Bregman, A. S. (1990). Auditory Scene Analysis: The Perceptual Organization of Sound. Cambridge, MA: MIT Press.

Hackley, S. A., M. Woldorff, and S. A. Hillyard. (1987). Combined use of microreflexes and event-related brain potentials as measures of auditory selective attention. Psychophysiology 24:632-647.

Hackley, S. A., M. Woldorff, and S. A. Hillyard. (1990). Cross-modal selective attention effects on retinal, myogenic, brainstem and cerebral evoked potentials. Psychophysiology 27:195-208.

Hansen, J. C., and S. A. Hillyard. (1980). Endogenous brain potentials associated with selective auditory attention. Electroenceph. Clin. Neurophysiol. 49:277-290.

Johnston, W. A., and V. J. Dark. (1986). Selective attention. Annual Rev. of Psychol. 37:43-75.

Okita, T. (1979). Event-related potentials and selective attention to auditory stimuli varying in pitch and localization. Biological Psychology 9:271-284.

Rif, J., R. Hari, M. S. Hamalainen, and M. Sams. (1991). Auditory attention affects two different areas in the human supratemporal cortex. Electroenceph. Clin. Neurophysiol 79:464-472.

Roland, P. E. (1982). Cortical regulation of selective attention in man: A regional blood flow study. Journal of Neurophysiology 48:1059-1078.

Trejo, L. J., D. L. Ryan-Jones, and A. F. Kramer. (1995). Attentional modulation of the mismatch negativity elicited by frequency differences between binaurally presented tone bursts. Psychophysiology 32:319-328.

Woods, D. L., K. Alho, and A. Algazi. (1994). Stages of auditory feature conjunction: an event-related brain potential study.
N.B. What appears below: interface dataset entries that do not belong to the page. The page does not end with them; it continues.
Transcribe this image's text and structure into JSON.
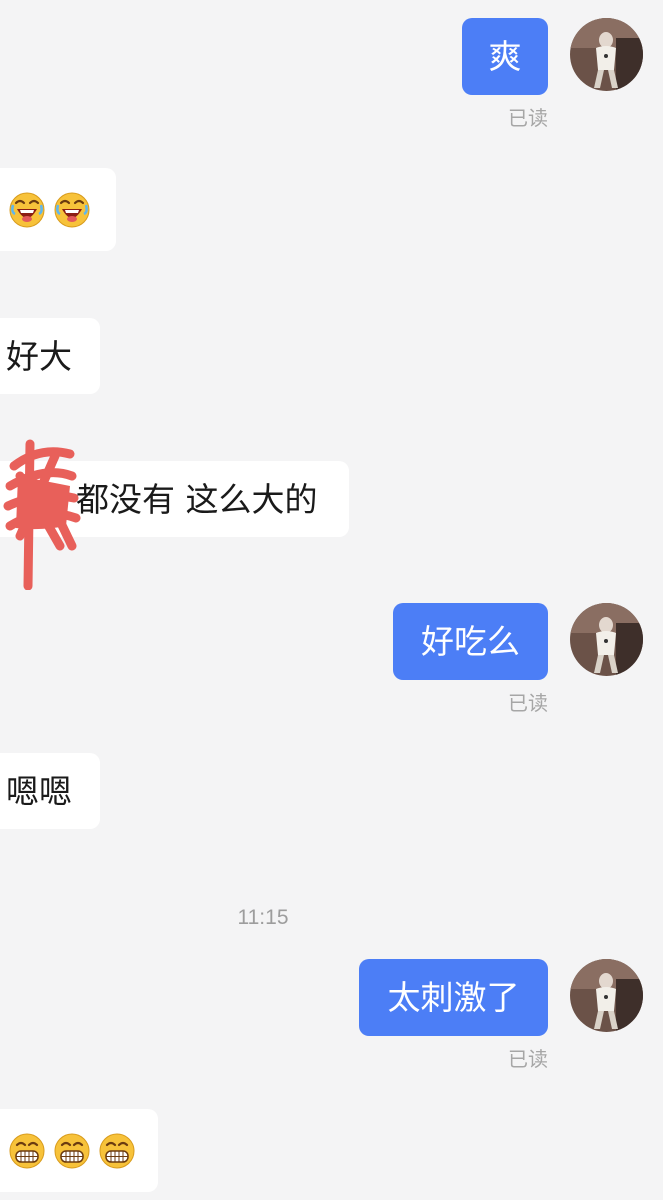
{
  "messages": [
    {
      "id": "m1",
      "direction": "out",
      "text": "爽",
      "read_status": "已读"
    },
    {
      "id": "m2",
      "direction": "in",
      "emojis": [
        "laughing-crying-emoji",
        "laughing-crying-emoji"
      ]
    },
    {
      "id": "m3",
      "direction": "in",
      "text": "好大"
    },
    {
      "id": "m4",
      "direction": "in",
      "text": "都没有 这么大的",
      "redacted_prefix": true
    },
    {
      "id": "m5",
      "direction": "out",
      "text": "好吃么",
      "read_status": "已读"
    },
    {
      "id": "m6",
      "direction": "in",
      "text": "嗯嗯"
    },
    {
      "id": "m7",
      "direction": "out",
      "text": "太刺激了",
      "read_status": "已读"
    },
    {
      "id": "m8",
      "direction": "in",
      "emojis": [
        "grinning-teeth-emoji",
        "grinning-teeth-emoji",
        "grinning-teeth-emoji"
      ]
    }
  ],
  "timestamp": "11:15",
  "colors": {
    "background": "#f4f4f5",
    "outgoing_bubble": "#4c7ef6",
    "incoming_bubble": "#ffffff",
    "read_receipt": "#a6a6a6",
    "redaction_scribble": "#e8605a"
  }
}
J. of Exper. Psychology: Human Perc. and Perf 20:81-94.